RECORD EXCERPTS:
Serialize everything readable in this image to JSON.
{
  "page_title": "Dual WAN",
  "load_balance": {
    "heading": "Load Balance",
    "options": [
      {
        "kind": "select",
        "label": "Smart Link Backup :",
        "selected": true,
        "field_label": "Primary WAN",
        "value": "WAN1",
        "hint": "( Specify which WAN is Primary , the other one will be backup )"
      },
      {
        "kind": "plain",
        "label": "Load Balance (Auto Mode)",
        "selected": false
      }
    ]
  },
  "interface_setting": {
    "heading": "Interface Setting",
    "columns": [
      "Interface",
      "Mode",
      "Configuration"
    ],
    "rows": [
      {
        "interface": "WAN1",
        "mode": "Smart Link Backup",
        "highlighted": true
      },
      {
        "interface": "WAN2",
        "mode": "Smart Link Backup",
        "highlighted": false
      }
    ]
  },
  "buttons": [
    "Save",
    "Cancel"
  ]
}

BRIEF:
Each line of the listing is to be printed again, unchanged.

SOLUTION:
Serialize everything readable in this image to JSON.
{
  "page_title": "Dual WAN",
  "load_balance": {
    "heading": "Load Balance",
    "options": [
      {
        "kind": "select",
        "label": "Smart Link Backup :",
        "selected": true,
        "field_label": "Primary WAN",
        "value": "WAN1",
        "hint": "( Specify which WAN is Primary , the other one will be backup )"
      },
      {
        "kind": "plain",
        "label": "Load Balance (Auto Mode)",
        "selected": false
      }
    ]
  },
  "interface_setting": {
    "heading": "Interface Setting",
    "columns": [
      "Interface",
      "Mode",
      "Configuration"
    ],
    "rows": [
      {
        "interface": "WAN1",
        "mode": "Smart Link Backup",
        "highlighted": true
      },
      {
        "interface": "WAN2",
        "mode": "Smart Link Backup",
        "highlighted": false
      }
    ]
  },
  "buttons": [
    "Save",
    "Cancel"
  ]
}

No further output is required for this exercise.